Finally, Lamb went over some facts and figures regarding restructuring council to prepare council members for the July 5 meeting, including the fact that, by dropping to seven council members, a savings of $26,346.52 would be seen annually.
Reeve Bernie Bailey said his position and Deputy-Reeve Trevor Seip’s positions were very busy, and Seip may not have known that when he let his name stand for the position, however other council members were not interested in making the deputy-reeve position one elected at-large.
Councillor Kevin Falconer pointed out that making the position an at-large position would immediately make it a popularity competition with Wingham residents at a distinct advantage. He pointed to the populations of the wards (as of 2016, Wingham had 59.4 per cent of North Huron’s 4,932 residents, with East Wawanosh and Blyth each having just over 20 per cent each).
“We could end up with two councillors for the Wingham Ward, and a Reeve and a Deputy-Reeve from the Wingham Ward,” he said. “Then council wouldn’t be balanced.”
He said if council chose to make the position an at-large position, it would force them to make further changes to council to keep it balanced.
Bailey disagreed, saying that right now North Huron’s Reeve and Deputy-Reeve are from Wingham, but for the previous three terms, the municipality’s Reeve was Neil Vincent, who was from East Wawanosh. He went on to say he found it “hard to believe any councillors would want to see harm done to any part of our society.”
Councillor Chris Palmer was very upset about the situation, wondering what the driving force behind the staff recommendation was. He felt things worked very well and he wouldn’t vote to change it. Bailey later explained the issue was part of council’s strategic plan, which had been set three years earlier, and had a due date of this year, which is why staff had pursued it.
Palmer, however, said comparing North Huron to other municipalities was a mistake, as the community was unique. He also said that he could see East Wawanosh residents wanting to “break away” if the change was made. “It’s that serious,” he said.
Like Falconer, he felt if the change was made, council would be forced to go to five members: a reeve and deputy-reeve voted at large and three ward representatives.
“All of them could come from Wingham then,” he said of the two at-large positions, which would create a three-on-two mentality. “Then what happens to the voices of Blyth and East Wawanosh? It’s so much safer to keep the wards.”
He said the report was “lopsided” and didn’t paint a true picture of what the municipality looked like. Lamb, in his own defence, said he followed the statistics from other municipalities, and his report was “purely based on comparators.”

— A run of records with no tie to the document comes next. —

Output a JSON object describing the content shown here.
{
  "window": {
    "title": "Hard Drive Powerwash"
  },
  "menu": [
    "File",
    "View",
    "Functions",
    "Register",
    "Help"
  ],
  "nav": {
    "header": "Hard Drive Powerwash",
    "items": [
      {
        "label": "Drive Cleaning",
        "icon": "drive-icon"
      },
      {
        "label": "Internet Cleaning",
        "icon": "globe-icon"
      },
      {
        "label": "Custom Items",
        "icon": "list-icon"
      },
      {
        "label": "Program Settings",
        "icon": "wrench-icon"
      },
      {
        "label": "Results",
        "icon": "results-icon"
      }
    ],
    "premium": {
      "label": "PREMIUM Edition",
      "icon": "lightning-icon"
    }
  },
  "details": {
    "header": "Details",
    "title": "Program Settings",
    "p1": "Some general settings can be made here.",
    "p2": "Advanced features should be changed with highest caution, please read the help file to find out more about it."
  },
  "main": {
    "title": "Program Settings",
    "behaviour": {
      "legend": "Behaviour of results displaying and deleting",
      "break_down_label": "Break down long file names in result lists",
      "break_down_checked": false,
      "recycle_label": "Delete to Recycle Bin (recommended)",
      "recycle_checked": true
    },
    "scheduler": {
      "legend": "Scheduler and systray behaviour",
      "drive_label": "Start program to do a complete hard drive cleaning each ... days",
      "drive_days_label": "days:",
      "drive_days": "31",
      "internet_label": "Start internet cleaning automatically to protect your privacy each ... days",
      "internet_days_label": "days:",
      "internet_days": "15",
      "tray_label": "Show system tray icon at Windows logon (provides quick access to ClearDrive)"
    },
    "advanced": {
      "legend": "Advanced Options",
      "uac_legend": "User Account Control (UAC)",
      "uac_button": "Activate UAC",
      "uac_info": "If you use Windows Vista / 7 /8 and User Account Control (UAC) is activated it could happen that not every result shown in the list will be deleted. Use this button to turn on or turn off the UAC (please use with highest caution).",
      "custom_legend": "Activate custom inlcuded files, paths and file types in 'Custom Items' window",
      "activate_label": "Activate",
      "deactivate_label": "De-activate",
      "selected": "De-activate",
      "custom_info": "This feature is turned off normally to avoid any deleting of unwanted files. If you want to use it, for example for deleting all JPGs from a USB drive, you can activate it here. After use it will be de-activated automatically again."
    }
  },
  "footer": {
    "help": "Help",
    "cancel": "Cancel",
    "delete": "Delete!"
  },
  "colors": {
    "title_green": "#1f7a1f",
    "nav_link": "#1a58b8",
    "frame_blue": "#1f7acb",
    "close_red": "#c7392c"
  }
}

Seip said he had heard good arguments against the issue, but said status quo can’t be maintained just because Palmer said it should be kept that way.
“Just saying [that] is irresponsible,” he said. “That is my opinion.”
Falconer asked if there were any kind of promises made about representation when the three communities - Blyth, East Wawanosh and Wingham - amalgamated. Staff could find nothing in the documents regarding amalgamation, however Lamb said he couldn’t see any provincial document including such promises.
Palmer once again said the system they have works and the amount of money that could be saved by dropping to five members isn’t enough of a reason to change council. He also said that, by having a recommended motion of making the deputy-reeve an at-large position, it felt like he was “fighting an uphill battle” to try and have a fair and balanced discussion about it.
Councillor Anita van Hittersum took exception with the comparators being limited to municipalities with 5,000 residents or less, saying that North Huron has been growing since 2016 and still is, meaning that seven representatives may be the right number for the municipality.
After more discussion, council voted to defer the decision until July 5, when other issues could be discussed.